##### INFORMATION GIVEN #####

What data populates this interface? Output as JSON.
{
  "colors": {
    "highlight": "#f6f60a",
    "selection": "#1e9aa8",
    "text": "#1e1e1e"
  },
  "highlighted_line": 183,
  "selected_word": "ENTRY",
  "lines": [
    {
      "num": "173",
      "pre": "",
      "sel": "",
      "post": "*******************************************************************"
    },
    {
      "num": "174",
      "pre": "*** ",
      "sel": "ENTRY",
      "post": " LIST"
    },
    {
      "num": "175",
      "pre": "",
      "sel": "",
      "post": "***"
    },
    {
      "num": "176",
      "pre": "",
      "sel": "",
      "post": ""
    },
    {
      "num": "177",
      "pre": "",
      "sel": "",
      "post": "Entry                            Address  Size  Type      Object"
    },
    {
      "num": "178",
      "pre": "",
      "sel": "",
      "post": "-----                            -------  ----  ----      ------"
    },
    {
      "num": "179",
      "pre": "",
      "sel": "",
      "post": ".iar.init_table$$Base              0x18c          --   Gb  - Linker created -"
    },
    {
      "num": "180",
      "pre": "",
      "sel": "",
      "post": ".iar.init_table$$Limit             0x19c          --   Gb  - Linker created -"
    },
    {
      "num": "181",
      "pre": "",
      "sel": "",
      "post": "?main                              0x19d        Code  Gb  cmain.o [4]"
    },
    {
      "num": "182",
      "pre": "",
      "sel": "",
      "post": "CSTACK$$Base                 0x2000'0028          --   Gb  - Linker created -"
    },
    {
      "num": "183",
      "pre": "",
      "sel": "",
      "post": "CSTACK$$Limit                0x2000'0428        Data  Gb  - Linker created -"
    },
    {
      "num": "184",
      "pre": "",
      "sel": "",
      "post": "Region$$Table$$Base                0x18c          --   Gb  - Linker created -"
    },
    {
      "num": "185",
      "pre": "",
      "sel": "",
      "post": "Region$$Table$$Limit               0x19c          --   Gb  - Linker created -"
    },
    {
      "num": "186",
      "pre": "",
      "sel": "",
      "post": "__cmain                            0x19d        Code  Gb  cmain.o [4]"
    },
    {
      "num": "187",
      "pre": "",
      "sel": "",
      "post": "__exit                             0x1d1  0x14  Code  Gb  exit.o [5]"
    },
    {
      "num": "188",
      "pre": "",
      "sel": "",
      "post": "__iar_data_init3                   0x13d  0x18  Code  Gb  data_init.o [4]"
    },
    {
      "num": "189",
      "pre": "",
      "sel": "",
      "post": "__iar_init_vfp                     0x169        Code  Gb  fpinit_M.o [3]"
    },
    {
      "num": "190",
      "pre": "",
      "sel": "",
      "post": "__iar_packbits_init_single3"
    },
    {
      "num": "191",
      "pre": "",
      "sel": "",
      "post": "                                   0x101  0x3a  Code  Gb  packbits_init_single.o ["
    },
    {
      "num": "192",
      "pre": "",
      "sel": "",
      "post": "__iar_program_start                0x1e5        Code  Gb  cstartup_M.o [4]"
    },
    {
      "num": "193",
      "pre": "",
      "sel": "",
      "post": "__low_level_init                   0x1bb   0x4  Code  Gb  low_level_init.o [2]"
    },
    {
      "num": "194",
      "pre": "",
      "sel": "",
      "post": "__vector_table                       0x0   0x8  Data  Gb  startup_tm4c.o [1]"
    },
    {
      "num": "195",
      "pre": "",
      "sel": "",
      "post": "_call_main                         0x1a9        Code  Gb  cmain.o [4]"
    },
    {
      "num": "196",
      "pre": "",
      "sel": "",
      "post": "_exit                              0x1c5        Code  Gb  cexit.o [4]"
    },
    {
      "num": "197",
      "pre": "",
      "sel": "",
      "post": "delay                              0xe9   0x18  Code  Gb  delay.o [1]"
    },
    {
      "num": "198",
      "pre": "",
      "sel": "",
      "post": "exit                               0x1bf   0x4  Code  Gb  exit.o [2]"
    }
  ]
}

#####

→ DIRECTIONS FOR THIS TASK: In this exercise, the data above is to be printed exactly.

→ EXERCISE SOLUTION:
What data populates this interface? Output as JSON.
{
  "colors": {
    "highlight": "#f6f60a",
    "selection": "#1e9aa8",
    "text": "#1e1e1e"
  },
  "highlighted_line": 183,
  "selected_word": "ENTRY",
  "lines": [
    {
      "num": "173",
      "pre": "",
      "sel": "",
      "post": "*******************************************************************"
    },
    {
      "num": "174",
      "pre": "*** ",
      "sel": "ENTRY",
      "post": " LIST"
    },
    {
      "num": "175",
      "pre": "",
      "sel": "",
      "post": "***"
    },
    {
      "num": "176",
      "pre": "",
      "sel": "",
      "post": ""
    },
    {
      "num": "177",
      "pre": "",
      "sel": "",
      "post": "Entry                            Address  Size  Type      Object"
    },
    {
      "num": "178",
      "pre": "",
      "sel": "",
      "post": "-----                            -------  ----  ----      ------"
    },
    {
      "num": "179",
      "pre": "",
      "sel": "",
      "post": ".iar.init_table$$Base              0x18c          --   Gb  - Linker created -"
    },
    {
      "num": "180",
      "pre": "",
      "sel": "",
      "post": ".iar.init_table$$Limit             0x19c          --   Gb  - Linker created -"
    },
    {
      "num": "181",
      "pre": "",
      "sel": "",
      "post": "?main                              0x19d        Code  Gb  cmain.o [4]"
    },
    {
      "num": "182",
      "pre": "",
      "sel": "",
      "post": "CSTACK$$Base                 0x2000'0028          --   Gb  - Linker created -"
    },
    {
      "num": "183",
      "pre": "",
      "sel": "",
      "post": "CSTACK$$Limit                0x2000'0428        Data  Gb  - Linker created -"
    },
    {
      "num": "184",
      "pre": "",
      "sel": "",
      "post": "Region$$Table$$Base                0x18c          --   Gb  - Linker created -"
    },
    {
      "num": "185",
      "pre": "",
      "sel": "",
      "post": "Region$$Table$$Limit               0x19c          --   Gb  - Linker created -"
    },
    {
      "num": "186",
      "pre": "",
      "sel": "",
      "post": "__cmain                            0x19d        Code  Gb  cmain.o [4]"
    },
    {
      "num": "187",
      "pre": "",
      "sel": "",
      "post": "__exit                             0x1d1  0x14  Code  Gb  exit.o [5]"
    },
    {
      "num": "188",
      "pre": "",
      "sel": "",
      "post": "__iar_data_init3                   0x13d  0x18  Code  Gb  data_init.o [4]"
    },
    {
      "num": "189",
      "pre": "",
      "sel": "",
      "post": "__iar_init_vfp                     0x169        Code  Gb  fpinit_M.o [3]"
    },
    {
      "num": "190",
      "pre": "",
      "sel": "",
      "post": "__iar_packbits_init_single3"
    },
    {
      "num": "191",
      "pre": "",
      "sel": "",
      "post": "                                   0x101  0x3a  Code  Gb  packbits_init_single.o ["
    },
    {
      "num": "192",
      "pre": "",
      "sel": "",
      "post": "__iar_program_start                0x1e5        Code  Gb  cstartup_M.o [4]"
    },
    {
      "num": "193",
      "pre": "",
      "sel": "",
      "post": "__low_level_init                   0x1bb   0x4  Code  Gb  low_level_init.o [2]"
    },
    {
      "num": "194",
      "pre": "",
      "sel": "",
      "post": "__vector_table                       0x0   0x8  Data  Gb  startup_tm4c.o [1]"
    },
    {
      "num": "195",
      "pre": "",
      "sel": "",
      "post": "_call_main                         0x1a9        Code  Gb  cmain.o [4]"
    },
    {
      "num": "196",
      "pre": "",
      "sel": "",
      "post": "_exit                              0x1c5        Code  Gb  cexit.o [4]"
    },
    {
      "num": "197",
      "pre": "",
      "sel": "",
      "post": "delay                              0xe9   0x18  Code  Gb  delay.o [1]"
    },
    {
      "num": "198",
      "pre": "",
      "sel": "",
      "post": "exit                               0x1bf   0x4  Code  Gb  exit.o [2]"
    }
  ]
}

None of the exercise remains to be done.